TASK STATEMENT:
Write the data below out in full, exactly as it stands.

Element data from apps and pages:
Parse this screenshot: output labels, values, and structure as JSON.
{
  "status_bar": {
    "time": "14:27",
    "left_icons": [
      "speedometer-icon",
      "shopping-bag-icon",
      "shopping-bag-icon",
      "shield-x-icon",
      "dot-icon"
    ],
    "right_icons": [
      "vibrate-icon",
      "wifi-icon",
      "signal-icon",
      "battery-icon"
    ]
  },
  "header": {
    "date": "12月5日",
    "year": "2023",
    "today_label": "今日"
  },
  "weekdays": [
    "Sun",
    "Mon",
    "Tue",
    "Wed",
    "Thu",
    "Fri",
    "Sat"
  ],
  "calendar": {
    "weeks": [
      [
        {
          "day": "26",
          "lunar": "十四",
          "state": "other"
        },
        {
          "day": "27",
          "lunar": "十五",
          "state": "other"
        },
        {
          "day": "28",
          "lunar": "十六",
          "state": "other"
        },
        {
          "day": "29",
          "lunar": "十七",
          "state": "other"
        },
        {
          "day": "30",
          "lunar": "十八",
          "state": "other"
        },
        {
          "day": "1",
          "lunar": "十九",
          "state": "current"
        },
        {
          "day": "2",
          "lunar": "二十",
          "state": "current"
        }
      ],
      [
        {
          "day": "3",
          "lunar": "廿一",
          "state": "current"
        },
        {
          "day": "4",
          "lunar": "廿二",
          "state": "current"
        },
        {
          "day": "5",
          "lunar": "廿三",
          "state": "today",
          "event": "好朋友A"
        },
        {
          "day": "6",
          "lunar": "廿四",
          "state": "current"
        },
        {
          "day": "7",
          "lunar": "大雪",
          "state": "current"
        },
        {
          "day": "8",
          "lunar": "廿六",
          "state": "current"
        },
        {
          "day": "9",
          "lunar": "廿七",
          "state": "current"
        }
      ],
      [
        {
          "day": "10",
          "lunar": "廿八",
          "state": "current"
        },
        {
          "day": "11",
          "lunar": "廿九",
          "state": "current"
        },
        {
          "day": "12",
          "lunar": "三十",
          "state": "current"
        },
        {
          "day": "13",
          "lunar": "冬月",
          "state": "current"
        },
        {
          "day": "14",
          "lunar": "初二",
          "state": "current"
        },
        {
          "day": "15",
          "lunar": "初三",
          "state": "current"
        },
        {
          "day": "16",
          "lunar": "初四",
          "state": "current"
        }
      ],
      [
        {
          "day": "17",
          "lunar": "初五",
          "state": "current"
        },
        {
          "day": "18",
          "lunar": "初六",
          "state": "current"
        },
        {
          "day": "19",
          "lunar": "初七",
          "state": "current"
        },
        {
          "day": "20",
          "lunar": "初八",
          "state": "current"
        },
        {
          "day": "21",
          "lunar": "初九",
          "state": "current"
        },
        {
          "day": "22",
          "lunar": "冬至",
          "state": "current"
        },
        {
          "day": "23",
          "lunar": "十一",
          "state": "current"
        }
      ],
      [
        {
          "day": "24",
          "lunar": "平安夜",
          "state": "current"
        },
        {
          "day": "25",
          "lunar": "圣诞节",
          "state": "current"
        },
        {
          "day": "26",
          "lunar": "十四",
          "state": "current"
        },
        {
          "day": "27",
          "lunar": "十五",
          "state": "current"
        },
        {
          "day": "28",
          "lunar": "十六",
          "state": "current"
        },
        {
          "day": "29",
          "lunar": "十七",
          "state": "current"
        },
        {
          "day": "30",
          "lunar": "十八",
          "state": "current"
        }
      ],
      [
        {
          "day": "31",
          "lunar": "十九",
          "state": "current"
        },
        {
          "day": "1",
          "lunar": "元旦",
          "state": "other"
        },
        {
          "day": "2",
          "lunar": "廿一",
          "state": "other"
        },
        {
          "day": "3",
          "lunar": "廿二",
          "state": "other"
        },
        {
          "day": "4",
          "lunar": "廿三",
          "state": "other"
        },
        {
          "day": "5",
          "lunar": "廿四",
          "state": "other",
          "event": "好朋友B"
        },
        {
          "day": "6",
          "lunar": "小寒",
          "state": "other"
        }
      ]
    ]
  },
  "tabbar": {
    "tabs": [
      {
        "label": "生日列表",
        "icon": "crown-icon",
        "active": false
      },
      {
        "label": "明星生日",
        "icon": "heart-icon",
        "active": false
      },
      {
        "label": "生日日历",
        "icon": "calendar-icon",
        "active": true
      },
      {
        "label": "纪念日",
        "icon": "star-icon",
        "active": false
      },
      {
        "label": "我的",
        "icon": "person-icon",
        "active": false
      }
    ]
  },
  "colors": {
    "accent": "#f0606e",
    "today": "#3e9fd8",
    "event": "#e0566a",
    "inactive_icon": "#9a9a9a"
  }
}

OUTPUT OF THE EXERCISE:
Parse this screenshot: output labels, values, and structure as JSON.
{
  "status_bar": {
    "time": "14:27",
    "left_icons": [
      "speedometer-icon",
      "shopping-bag-icon",
      "shopping-bag-icon",
      "shield-x-icon",
      "dot-icon"
    ],
    "right_icons": [
      "vibrate-icon",
      "wifi-icon",
      "signal-icon",
      "battery-icon"
    ]
  },
  "header": {
    "date": "12月5日",
    "year": "2023",
    "today_label": "今日"
  },
  "weekdays": [
    "Sun",
    "Mon",
    "Tue",
    "Wed",
    "Thu",
    "Fri",
    "Sat"
  ],
  "calendar": {
    "weeks": [
      [
        {
          "day": "26",
          "lunar": "十四",
          "state": "other"
        },
        {
          "day": "27",
          "lunar": "十五",
          "state": "other"
        },
        {
          "day": "28",
          "lunar": "十六",
          "state": "other"
        },
        {
          "day": "29",
          "lunar": "十七",
          "state": "other"
        },
        {
          "day": "30",
          "lunar": "十八",
          "state": "other"
        },
        {
          "day": "1",
          "lunar": "十九",
          "state": "current"
        },
        {
          "day": "2",
          "lunar": "二十",
          "state": "current"
        }
      ],
      [
        {
          "day": "3",
          "lunar": "廿一",
          "state": "current"
        },
        {
          "day": "4",
          "lunar": "廿二",
          "state": "current"
        },
        {
          "day": "5",
          "lunar": "廿三",
          "state": "today",
          "event": "好朋友A"
        },
        {
          "day": "6",
          "lunar": "廿四",
          "state": "current"
        },
        {
          "day": "7",
          "lunar": "大雪",
          "state": "current"
        },
        {
          "day": "8",
          "lunar": "廿六",
          "state": "current"
        },
        {
          "day": "9",
          "lunar": "廿七",
          "state": "current"
        }
      ],
      [
        {
          "day": "10",
          "lunar": "廿八",
          "state": "current"
        },
        {
          "day": "11",
          "lunar": "廿九",
          "state": "current"
        },
        {
          "day": "12",
          "lunar": "三十",
          "state": "current"
        },
        {
          "day": "13",
          "lunar": "冬月",
          "state": "current"
        },
        {
          "day": "14",
          "lunar": "初二",
          "state": "current"
        },
        {
          "day": "15",
          "lunar": "初三",
          "state": "current"
        },
        {
          "day": "16",
          "lunar": "初四",
          "state": "current"
        }
      ],
      [
        {
          "day": "17",
          "lunar": "初五",
          "state": "current"
        },
        {
          "day": "18",
          "lunar": "初六",
          "state": "current"
        },
        {
          "day": "19",
          "lunar": "初七",
          "state": "current"
        },
        {
          "day": "20",
          "lunar": "初八",
          "state": "current"
        },
        {
          "day": "21",
          "lunar": "初九",
          "state": "current"
        },
        {
          "day": "22",
          "lunar": "冬至",
          "state": "current"
        },
        {
          "day": "23",
          "lunar": "十一",
          "state": "current"
        }
      ],
      [
        {
          "day": "24",
          "lunar": "平安夜",
          "state": "current"
        },
        {
          "day": "25",
          "lunar": "圣诞节",
          "state": "current"
        },
        {
          "day": "26",
          "lunar": "十四",
          "state": "current"
        },
        {
          "day": "27",
          "lunar": "十五",
          "state": "current"
        },
        {
          "day": "28",
          "lunar": "十六",
          "state": "current"
        },
        {
          "day": "29",
          "lunar": "十七",
          "state": "current"
        },
        {
          "day": "30",
          "lunar": "十八",
          "state": "current"
        }
      ],
      [
        {
          "day": "31",
          "lunar": "十九",
          "state": "current"
        },
        {
          "day": "1",
          "lunar": "元旦",
          "state": "other"
        },
        {
          "day": "2",
          "lunar": "廿一",
          "state": "other"
        },
        {
          "day": "3",
          "lunar": "廿二",
          "state": "other"
        },
        {
          "day": "4",
          "lunar": "廿三",
          "state": "other"
        },
        {
          "day": "5",
          "lunar": "廿四",
          "state": "other",
          "event": "好朋友B"
        },
        {
          "day": "6",
          "lunar": "小寒",
          "state": "other"
        }
      ]
    ]
  },
  "tabbar": {
    "tabs": [
      {
        "label": "生日列表",
        "icon": "crown-icon",
        "active": false
      },
      {
        "label": "明星生日",
        "icon": "heart-icon",
        "active": false
      },
      {
        "label": "生日日历",
        "icon": "calendar-icon",
        "active": true
      },
      {
        "label": "纪念日",
        "icon": "star-icon",
        "active": false
      },
      {
        "label": "我的",
        "icon": "person-icon",
        "active": false
      }
    ]
  },
  "colors": {
    "accent": "#f0606e",
    "today": "#3e9fd8",
    "event": "#e0566a",
    "inactive_icon": "#9a9a9a"
  }
}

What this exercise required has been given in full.